A number of brightly coloured bottles are examples of the first sophisticated glassware from the Mediterranean region. Here, more particularly, it is easy to appreciate the fantasy of form and use of colour in Roman glass. In the first century. there was a great flourishing in the art of working glass, brought about by the invention of the blowpipe. Numerous glassworks were set up in Europe during the Renaissance. Most in demand, because of its luxury and beauty, was Venetian glass, witness to this being the extent to which it was imitated in Northern Europe. To make a unique object of each...

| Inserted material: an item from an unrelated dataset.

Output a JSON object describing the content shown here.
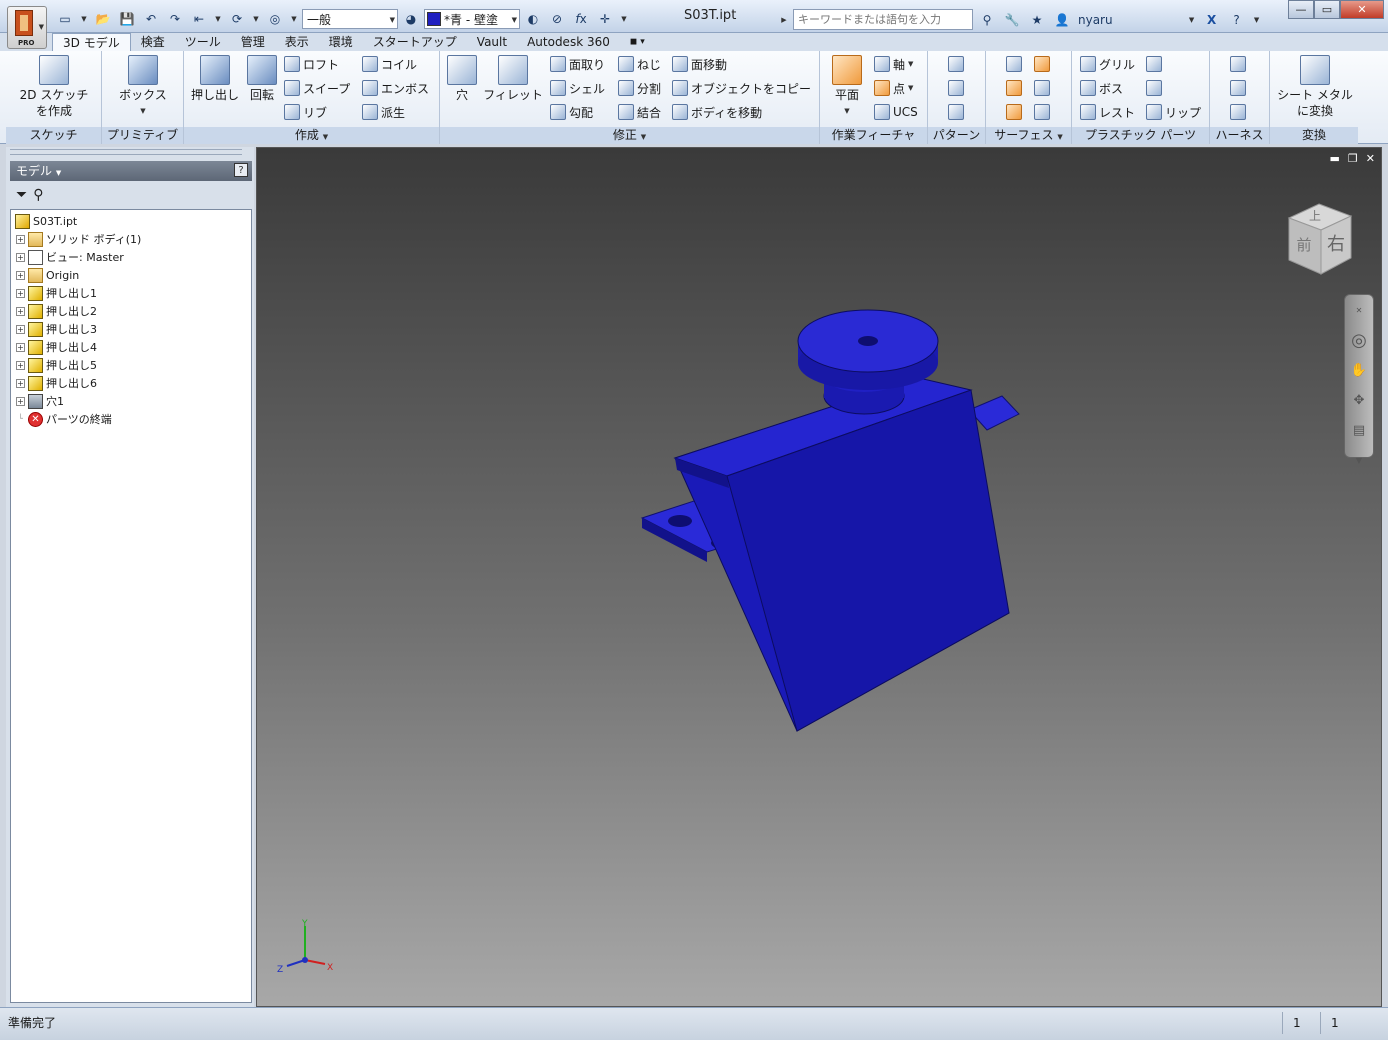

Read more
Stemmed drinking glass The Three Graces Dancing
Stemmed drinking glass The Three Graces Dancing, 18th cent., Newcastle, crystal, Stipple engraving attributed to David Wolff


With the invention of lead crystal in England, glass gained a new brilliance and perfect transparency. In the 19th century, furthermore, Belgian glassworks began producing exquisite cut glass, which became one of the treasures of the industry in the country. At the end of the gallery, opal glass (opaline) and decorative vases provide a taste of 20th-century glassware; part of the museum’s collection of this is displayed in the ‘Magasin Wolfers’.

Drinking glass decorated with snakes
Drinking glass decorated with snakes, 17th cent., Liège or Brussels, glass 'façon de Venise'


The art of glass-making underwent major development in the Low Countries and the principality of Liège from the Renaissance. This artistic production included small panels of colourless glass that were decorated with paint. They were generally circular, hence their name ‘medallions’ or ‘roundels’. Little known in our artistic heritage, these medallions were very popular in all Europe starting in the 15th century. Their small size made them ideal for insertion in a window or stained glass. The Museum possesses a remarkable group of medallions and small panels dating from the 16th and 17th...

Read more Exhibition Medallions
Tobias Drawing the Fish from the Water
Tobias Drawing the Fish from the Water, Low Countries, 1490-1500 © KIK-IRPA, Brussels

Valérie Montens